» **Problem to work on**
Show all lines from the material that carry the word "this".

» **Exercise data**

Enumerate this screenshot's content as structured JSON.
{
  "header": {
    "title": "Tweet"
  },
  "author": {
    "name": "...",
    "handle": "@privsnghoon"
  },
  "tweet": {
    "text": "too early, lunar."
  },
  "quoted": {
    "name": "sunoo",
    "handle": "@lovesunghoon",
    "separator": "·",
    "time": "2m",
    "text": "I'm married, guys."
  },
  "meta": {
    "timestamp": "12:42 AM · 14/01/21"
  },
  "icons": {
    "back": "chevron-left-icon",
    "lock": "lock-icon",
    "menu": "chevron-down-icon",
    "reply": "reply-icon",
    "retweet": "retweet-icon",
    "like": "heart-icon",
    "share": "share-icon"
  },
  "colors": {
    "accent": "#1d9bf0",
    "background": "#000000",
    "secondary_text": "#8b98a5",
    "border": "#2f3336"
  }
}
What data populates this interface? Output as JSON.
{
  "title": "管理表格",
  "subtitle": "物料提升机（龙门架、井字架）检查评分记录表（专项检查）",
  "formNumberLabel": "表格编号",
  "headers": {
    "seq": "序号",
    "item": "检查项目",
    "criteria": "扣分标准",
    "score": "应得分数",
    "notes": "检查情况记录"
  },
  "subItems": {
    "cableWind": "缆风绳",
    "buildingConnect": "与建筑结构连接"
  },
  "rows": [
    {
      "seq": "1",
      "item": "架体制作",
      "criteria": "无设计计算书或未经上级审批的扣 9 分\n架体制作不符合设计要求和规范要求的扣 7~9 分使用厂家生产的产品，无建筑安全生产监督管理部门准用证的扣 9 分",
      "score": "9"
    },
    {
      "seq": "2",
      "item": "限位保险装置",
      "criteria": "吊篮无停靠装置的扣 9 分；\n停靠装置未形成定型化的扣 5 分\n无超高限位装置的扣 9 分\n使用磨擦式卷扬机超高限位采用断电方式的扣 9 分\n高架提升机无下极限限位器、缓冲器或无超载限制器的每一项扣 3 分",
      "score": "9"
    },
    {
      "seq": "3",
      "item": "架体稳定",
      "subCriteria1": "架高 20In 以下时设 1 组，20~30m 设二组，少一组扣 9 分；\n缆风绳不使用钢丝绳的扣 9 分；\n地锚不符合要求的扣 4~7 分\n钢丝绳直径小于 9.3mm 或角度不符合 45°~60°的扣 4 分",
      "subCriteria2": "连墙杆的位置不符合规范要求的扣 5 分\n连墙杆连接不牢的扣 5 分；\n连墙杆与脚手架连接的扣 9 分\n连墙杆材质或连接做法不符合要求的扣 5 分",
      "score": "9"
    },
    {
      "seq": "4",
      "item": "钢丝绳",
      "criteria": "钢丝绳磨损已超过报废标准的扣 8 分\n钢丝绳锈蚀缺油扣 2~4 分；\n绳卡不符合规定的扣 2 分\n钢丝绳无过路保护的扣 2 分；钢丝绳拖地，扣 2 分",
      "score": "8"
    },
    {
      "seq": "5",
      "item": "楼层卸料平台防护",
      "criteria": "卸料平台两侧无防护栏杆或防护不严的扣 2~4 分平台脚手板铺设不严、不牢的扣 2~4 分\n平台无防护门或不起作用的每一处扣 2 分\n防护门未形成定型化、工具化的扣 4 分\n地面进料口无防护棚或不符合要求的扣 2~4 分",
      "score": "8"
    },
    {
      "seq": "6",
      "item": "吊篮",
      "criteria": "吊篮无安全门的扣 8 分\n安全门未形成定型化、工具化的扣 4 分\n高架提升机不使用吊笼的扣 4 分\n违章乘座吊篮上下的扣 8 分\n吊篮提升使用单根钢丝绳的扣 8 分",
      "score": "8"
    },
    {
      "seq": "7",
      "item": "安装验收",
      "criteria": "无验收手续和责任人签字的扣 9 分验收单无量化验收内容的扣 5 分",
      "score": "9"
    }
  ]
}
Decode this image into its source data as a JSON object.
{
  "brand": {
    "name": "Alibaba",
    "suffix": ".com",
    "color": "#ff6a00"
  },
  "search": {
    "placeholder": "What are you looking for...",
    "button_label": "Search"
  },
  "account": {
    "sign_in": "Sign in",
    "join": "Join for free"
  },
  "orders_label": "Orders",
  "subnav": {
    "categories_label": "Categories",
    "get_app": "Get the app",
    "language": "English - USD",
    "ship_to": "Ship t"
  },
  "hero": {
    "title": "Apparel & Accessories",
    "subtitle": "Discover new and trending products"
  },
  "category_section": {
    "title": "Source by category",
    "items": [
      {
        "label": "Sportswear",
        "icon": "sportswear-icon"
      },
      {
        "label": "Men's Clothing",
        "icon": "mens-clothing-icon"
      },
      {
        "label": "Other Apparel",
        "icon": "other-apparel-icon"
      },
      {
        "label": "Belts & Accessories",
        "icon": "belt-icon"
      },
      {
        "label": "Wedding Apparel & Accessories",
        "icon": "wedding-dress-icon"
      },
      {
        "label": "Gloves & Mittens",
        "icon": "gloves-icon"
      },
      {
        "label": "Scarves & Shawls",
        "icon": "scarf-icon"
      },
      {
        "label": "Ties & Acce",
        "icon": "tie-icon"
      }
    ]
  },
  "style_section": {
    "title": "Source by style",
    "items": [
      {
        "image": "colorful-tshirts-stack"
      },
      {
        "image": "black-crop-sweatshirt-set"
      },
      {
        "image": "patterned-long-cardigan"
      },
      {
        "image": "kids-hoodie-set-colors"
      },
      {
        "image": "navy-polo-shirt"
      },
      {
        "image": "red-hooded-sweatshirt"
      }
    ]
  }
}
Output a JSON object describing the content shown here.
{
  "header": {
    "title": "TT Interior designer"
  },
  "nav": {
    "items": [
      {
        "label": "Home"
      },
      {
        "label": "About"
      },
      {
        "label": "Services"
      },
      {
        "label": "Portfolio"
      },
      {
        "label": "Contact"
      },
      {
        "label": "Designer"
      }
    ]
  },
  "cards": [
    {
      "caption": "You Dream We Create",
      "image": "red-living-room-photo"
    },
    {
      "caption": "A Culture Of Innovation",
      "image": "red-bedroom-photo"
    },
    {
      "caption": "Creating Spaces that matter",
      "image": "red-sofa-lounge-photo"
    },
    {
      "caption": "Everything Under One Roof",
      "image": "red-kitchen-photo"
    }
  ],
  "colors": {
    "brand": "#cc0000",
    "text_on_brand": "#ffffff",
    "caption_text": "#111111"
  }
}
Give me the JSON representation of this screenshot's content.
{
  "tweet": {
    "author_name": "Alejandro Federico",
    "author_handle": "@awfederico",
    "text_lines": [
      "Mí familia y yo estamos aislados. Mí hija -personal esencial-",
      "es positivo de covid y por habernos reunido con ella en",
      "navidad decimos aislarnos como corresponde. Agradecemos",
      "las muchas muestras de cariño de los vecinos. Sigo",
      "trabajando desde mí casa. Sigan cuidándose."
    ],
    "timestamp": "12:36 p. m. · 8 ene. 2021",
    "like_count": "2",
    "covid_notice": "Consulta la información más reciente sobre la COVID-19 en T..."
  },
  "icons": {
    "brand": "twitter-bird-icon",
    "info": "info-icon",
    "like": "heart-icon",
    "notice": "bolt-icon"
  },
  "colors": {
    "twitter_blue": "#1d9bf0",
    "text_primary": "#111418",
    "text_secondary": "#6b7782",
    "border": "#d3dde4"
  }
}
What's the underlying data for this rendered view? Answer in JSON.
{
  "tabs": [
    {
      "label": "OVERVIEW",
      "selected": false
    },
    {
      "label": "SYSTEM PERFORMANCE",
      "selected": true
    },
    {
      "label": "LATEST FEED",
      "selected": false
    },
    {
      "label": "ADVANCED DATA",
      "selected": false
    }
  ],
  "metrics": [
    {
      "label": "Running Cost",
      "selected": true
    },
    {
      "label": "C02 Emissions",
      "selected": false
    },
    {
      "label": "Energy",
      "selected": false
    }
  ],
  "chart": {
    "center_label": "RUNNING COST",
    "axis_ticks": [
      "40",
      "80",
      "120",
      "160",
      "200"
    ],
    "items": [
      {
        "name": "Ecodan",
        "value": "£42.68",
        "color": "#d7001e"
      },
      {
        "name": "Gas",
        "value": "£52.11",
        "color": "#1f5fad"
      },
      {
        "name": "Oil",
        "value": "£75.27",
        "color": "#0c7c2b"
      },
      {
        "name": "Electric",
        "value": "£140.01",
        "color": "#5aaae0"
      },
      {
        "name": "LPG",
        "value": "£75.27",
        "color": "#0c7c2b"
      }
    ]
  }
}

» **Answer space**
Enumerate this screenshot's content as structured JSON.
What data populates this interface? Output as JSON.
Decode this image into its source data as a JSON object.
Give me the JSON representation of this screenshot's content.
What's the underlying data for this rendered view? Answer in JSON.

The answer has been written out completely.